Records for this task
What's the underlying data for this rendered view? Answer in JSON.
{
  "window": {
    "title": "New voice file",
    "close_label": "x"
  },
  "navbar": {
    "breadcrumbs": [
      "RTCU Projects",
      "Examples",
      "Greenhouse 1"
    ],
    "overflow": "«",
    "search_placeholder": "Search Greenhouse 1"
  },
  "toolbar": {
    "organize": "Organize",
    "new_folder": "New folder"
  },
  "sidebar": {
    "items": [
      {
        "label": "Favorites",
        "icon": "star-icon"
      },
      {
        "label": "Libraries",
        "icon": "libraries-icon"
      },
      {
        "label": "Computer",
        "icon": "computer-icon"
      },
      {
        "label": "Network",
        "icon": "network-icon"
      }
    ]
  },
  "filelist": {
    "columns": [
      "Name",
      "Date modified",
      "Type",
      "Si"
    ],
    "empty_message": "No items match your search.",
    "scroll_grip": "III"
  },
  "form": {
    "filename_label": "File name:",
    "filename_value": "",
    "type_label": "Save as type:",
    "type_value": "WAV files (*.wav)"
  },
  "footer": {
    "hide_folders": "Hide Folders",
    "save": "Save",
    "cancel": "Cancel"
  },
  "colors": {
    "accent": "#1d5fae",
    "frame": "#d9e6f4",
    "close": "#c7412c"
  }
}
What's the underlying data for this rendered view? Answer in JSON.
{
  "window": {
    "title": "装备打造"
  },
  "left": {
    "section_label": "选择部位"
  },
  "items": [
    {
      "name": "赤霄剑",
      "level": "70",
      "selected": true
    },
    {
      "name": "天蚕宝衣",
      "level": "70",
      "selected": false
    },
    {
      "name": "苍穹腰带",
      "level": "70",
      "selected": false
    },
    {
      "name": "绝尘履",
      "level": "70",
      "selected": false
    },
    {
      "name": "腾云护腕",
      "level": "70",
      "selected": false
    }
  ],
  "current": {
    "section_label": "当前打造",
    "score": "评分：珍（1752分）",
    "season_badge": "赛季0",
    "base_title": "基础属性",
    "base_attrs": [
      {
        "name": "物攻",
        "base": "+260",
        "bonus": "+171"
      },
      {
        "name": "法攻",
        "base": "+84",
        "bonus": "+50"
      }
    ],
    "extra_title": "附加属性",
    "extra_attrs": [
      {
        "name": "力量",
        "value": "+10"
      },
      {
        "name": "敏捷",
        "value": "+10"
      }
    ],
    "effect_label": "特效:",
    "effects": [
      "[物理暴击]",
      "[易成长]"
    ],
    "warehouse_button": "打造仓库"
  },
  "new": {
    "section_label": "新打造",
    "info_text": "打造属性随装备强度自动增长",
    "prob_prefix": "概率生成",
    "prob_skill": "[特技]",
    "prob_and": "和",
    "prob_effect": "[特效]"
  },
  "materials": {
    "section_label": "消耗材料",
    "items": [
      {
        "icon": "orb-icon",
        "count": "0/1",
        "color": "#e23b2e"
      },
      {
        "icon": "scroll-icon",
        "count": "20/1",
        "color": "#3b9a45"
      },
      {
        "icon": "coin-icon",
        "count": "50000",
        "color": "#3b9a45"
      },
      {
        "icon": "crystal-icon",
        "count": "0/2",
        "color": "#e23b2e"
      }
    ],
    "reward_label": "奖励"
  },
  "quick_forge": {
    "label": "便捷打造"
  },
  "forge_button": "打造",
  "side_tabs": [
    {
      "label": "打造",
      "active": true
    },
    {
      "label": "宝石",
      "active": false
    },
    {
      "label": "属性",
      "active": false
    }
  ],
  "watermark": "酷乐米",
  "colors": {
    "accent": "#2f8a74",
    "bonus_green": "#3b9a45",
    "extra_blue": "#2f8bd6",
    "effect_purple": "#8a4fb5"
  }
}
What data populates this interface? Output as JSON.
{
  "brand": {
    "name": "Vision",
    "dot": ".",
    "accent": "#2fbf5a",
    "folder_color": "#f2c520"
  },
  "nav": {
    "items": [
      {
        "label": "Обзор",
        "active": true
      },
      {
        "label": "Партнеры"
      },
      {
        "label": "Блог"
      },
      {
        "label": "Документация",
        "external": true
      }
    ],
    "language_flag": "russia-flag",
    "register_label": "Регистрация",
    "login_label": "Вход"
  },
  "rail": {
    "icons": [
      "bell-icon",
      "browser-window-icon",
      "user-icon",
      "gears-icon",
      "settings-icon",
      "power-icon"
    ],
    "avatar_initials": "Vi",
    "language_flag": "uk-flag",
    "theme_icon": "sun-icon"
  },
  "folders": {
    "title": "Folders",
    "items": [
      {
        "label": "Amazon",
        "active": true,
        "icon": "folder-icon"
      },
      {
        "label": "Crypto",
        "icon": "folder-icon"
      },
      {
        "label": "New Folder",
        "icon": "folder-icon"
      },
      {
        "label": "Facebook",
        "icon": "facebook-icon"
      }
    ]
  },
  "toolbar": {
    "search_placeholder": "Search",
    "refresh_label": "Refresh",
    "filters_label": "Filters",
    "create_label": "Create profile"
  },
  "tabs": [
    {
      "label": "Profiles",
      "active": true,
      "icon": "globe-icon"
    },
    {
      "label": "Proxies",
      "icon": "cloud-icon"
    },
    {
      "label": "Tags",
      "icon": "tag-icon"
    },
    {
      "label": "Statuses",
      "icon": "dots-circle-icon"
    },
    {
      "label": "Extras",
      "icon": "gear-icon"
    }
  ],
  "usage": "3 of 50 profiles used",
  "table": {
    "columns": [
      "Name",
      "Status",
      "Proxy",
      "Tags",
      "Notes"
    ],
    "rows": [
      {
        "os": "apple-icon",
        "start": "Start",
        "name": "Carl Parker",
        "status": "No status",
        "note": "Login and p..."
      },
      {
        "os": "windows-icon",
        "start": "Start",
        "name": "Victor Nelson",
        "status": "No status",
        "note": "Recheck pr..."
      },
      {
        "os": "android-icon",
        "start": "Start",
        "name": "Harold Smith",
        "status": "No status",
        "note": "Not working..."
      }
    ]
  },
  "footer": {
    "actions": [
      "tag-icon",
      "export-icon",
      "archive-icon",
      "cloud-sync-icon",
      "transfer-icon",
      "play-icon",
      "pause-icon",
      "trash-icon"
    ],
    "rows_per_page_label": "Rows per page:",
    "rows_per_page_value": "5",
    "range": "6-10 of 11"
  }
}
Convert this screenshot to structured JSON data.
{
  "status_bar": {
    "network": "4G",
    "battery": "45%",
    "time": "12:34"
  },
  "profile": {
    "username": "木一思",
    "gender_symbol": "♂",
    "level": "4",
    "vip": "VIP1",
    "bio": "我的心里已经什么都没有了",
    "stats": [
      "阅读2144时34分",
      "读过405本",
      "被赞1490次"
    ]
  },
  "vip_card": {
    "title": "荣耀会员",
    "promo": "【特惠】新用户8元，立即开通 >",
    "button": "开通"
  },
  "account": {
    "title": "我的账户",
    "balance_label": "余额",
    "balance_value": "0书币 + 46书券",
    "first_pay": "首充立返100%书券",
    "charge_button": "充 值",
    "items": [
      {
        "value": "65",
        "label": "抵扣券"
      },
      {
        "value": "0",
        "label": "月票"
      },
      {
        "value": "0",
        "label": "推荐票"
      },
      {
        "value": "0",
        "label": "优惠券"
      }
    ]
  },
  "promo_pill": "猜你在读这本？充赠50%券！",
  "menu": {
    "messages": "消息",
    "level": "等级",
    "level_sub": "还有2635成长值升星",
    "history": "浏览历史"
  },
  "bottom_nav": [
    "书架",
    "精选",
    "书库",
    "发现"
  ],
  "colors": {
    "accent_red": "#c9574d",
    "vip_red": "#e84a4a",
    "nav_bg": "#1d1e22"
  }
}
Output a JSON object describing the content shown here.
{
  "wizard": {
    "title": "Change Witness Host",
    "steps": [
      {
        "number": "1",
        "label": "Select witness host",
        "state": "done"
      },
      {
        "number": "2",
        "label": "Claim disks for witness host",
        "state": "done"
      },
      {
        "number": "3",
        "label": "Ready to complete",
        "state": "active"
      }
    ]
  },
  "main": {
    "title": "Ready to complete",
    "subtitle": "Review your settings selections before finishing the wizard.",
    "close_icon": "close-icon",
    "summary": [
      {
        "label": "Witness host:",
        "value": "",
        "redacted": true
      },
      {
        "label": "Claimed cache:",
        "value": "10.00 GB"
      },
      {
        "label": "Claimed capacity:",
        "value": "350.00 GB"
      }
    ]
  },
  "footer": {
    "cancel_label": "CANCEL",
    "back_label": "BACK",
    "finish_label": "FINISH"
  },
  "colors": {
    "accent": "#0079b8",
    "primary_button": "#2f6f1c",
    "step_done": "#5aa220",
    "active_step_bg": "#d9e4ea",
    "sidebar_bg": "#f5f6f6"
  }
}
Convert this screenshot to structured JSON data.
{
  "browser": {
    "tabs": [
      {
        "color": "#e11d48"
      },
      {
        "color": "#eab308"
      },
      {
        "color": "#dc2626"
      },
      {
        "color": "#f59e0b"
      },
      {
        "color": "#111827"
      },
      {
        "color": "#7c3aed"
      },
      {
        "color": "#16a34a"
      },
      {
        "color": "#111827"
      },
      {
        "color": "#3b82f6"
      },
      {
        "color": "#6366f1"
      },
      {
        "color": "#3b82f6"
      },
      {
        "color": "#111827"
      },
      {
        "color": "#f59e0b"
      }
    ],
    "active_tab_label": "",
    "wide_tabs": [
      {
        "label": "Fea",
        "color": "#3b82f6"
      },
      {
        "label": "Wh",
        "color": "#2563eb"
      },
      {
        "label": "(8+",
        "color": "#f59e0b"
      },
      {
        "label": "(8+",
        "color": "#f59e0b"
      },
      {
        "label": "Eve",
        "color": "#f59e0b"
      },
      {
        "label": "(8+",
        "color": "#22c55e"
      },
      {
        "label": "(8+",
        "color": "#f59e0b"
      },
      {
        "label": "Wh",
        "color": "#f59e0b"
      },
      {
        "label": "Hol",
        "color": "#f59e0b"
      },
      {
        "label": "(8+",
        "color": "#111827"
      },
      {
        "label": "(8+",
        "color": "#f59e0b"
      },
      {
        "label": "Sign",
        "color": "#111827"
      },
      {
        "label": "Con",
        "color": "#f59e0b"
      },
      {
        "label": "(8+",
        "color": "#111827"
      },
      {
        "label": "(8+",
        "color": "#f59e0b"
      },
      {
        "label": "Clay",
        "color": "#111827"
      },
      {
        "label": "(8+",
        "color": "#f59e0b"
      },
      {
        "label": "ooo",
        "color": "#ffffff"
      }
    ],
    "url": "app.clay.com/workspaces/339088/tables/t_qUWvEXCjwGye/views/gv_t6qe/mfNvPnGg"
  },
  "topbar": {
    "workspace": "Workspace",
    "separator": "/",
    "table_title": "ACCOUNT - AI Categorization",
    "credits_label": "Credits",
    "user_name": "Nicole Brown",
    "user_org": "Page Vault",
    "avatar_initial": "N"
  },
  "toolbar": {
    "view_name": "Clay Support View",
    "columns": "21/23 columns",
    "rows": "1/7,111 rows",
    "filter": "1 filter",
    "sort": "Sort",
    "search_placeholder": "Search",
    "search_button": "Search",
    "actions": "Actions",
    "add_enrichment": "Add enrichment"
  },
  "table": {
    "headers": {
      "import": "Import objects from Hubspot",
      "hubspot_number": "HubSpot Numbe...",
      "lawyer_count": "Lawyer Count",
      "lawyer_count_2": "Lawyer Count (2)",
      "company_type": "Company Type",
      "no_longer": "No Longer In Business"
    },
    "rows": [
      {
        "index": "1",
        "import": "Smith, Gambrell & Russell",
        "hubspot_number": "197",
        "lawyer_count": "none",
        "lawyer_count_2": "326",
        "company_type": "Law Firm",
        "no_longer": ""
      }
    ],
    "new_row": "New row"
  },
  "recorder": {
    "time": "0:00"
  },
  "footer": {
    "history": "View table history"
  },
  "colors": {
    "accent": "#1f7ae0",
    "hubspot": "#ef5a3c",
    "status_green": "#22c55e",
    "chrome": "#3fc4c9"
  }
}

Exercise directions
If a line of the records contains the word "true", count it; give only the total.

Exercise output
7